According to IBON the central problem with the PDP, government’s economic blueprint for the next six years, is that it dogmatically stays on the course of ‘free market’ policies despite the country’s negative experience with such measures, especially in the last two decades.
The PDP gives disproportionate stress on public-private partnerships (PPP) as if, the group said, these will substantially address the country’s underdevelopment troubles. Even more than previous development plans, Aquino’s PDP aggressively promotes the idea that encouraging private profit is the surest and most effective way to advancing the people’s welfare.

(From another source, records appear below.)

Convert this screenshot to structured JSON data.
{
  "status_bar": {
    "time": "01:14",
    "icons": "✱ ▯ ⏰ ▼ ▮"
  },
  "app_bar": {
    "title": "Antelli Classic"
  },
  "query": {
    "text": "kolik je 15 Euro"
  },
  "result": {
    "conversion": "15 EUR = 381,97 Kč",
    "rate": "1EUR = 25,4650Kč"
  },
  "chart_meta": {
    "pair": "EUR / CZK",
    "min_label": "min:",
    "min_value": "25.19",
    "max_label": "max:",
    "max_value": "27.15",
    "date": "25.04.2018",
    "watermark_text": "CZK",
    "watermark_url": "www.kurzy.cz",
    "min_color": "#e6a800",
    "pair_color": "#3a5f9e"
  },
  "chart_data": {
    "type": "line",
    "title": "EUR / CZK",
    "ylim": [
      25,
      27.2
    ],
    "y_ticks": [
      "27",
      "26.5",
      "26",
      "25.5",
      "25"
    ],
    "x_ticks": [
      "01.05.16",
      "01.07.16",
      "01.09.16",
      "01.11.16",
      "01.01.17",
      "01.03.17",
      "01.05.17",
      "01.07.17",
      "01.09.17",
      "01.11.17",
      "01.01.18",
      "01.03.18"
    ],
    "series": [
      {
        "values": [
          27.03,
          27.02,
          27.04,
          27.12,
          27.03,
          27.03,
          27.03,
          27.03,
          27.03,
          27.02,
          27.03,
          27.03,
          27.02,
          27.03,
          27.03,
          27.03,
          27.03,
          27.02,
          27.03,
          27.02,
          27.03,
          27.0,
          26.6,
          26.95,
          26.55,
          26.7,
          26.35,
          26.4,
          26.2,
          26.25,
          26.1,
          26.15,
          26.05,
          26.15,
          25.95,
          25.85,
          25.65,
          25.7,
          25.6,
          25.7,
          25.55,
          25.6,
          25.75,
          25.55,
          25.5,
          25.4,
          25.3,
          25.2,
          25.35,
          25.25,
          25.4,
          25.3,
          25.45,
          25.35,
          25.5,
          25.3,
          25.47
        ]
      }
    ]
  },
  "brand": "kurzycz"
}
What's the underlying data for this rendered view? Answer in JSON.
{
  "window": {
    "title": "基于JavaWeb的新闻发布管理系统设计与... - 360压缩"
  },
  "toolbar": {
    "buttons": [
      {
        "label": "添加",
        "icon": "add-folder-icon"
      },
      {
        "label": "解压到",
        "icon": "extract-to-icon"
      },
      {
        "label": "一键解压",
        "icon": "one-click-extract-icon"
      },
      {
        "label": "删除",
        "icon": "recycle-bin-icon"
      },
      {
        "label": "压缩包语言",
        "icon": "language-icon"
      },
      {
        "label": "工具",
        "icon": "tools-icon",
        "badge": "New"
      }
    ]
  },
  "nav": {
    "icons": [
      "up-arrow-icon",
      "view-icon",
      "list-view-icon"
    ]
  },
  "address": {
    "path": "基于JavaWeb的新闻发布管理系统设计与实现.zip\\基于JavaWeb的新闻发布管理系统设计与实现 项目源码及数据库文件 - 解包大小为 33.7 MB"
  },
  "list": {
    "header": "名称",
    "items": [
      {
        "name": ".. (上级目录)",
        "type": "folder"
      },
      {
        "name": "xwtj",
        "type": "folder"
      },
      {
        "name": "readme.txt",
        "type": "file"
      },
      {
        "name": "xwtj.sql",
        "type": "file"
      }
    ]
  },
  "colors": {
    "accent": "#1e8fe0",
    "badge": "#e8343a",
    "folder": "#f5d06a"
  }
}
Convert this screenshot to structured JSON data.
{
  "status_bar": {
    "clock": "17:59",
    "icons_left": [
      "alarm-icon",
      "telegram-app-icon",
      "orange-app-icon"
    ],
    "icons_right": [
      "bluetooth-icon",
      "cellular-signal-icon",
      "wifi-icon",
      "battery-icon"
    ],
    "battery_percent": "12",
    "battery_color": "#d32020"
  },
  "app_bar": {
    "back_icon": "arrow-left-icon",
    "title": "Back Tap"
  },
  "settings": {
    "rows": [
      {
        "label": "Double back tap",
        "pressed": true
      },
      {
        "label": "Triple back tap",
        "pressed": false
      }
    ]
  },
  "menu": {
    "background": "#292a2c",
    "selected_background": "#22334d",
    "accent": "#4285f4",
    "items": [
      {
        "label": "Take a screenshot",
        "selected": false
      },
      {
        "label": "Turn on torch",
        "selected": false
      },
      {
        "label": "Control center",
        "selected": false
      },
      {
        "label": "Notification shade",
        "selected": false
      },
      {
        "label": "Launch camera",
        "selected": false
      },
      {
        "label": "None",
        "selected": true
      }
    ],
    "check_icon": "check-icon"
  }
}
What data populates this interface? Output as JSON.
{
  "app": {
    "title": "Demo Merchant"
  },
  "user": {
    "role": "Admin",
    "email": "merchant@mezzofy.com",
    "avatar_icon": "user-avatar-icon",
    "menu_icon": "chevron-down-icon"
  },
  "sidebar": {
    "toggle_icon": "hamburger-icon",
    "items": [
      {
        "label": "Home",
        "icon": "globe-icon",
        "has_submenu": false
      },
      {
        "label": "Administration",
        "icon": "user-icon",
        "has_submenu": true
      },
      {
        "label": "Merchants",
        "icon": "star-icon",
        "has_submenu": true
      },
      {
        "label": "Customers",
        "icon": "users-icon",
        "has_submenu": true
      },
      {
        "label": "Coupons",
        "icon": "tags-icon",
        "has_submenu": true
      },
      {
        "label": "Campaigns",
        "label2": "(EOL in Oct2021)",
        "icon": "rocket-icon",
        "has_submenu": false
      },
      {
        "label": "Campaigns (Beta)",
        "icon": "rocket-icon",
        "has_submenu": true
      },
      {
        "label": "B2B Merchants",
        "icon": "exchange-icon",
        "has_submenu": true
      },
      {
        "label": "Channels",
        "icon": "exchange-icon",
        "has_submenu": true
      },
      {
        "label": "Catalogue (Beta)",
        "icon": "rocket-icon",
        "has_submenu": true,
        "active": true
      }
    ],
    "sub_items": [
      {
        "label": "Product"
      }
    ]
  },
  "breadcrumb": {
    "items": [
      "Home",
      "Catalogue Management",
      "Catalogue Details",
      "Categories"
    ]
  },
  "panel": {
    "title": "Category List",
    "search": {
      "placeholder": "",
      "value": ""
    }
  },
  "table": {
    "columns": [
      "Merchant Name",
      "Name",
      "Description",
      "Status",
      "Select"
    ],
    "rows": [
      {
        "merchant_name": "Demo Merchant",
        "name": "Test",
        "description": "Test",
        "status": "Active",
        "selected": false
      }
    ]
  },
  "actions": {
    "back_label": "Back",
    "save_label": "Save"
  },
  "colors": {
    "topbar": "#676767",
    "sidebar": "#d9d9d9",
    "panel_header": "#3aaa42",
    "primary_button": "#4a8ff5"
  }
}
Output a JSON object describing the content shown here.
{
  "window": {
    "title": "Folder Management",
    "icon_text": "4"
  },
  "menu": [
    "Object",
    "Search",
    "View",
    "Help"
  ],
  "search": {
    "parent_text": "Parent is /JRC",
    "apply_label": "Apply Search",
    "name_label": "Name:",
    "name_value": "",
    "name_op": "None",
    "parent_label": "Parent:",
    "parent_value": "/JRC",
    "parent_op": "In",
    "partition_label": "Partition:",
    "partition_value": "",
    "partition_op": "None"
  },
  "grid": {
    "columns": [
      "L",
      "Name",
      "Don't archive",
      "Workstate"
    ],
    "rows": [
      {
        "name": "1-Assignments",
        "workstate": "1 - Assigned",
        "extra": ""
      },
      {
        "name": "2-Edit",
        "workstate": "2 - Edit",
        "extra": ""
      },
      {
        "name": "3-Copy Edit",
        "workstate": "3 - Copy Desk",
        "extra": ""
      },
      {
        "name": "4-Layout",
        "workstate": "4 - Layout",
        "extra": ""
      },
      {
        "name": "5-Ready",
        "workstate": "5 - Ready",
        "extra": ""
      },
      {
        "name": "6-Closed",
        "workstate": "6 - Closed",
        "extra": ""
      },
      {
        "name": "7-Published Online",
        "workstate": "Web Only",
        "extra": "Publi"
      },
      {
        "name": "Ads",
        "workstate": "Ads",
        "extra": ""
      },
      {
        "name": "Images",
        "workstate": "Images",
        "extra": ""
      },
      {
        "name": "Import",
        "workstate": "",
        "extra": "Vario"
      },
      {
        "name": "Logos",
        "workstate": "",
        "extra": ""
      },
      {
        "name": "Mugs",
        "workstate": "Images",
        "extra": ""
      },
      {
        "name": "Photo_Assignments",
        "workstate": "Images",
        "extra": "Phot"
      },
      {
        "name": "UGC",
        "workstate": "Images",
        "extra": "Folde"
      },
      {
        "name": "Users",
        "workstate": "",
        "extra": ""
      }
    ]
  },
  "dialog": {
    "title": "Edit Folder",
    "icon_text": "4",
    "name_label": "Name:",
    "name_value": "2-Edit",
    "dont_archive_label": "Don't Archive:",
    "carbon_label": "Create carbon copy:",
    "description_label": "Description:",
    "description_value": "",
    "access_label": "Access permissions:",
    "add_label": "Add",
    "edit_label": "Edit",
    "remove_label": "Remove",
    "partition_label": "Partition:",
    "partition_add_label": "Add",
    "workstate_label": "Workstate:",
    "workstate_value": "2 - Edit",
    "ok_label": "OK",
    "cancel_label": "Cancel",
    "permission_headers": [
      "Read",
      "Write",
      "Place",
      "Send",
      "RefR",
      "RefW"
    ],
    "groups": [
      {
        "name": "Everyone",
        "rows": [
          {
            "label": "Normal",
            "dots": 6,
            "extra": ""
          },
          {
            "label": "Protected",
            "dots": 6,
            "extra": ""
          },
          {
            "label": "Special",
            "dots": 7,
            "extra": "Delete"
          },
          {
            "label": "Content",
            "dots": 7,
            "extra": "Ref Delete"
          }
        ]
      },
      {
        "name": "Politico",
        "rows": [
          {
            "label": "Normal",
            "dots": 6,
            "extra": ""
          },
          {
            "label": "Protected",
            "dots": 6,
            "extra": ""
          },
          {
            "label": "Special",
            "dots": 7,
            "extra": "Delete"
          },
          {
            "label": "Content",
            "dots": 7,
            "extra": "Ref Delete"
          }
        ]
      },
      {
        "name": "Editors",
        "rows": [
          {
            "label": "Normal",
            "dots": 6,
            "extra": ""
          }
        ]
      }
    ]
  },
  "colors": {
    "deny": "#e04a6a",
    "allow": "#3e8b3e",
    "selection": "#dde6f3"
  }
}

This is most sharply seen in how the Aquino administration has adopted PPPs as a major strategy which maintains that the private sector should be supported as it performs the functions of government more efficiently. Among the new measures to attract private sector involvement in public goods and services are so-called regulatory risk guarantees – or essentially public guarantees of private profits, said IBON.
As it is, the NEDA has already proposed that the implementing rules and regulations (IRR) for the Build-Operate-Transfer (BOT) law (R.A. No. 6957, as amended by R.A. No. 7718) be amended such that “[government will] ensure that the project proponent recovers the difference [between] tolls, fees, rentals and other charges [under the contract] and the amount approved by the regulator”.
It is clear how big firms will benefit from guaranteed profits (for those entering PPPs), improved infrastructure and perhaps reduced costs of doing business, but it is uncertain how the huge majority of Filipinos will gain from the PDP. The country’s poor development experience under free market policies points to the need for a radical overhaul of socioeconomic policies, and not a development plan with a retrogressive character such as Aquino’s PDP. (end)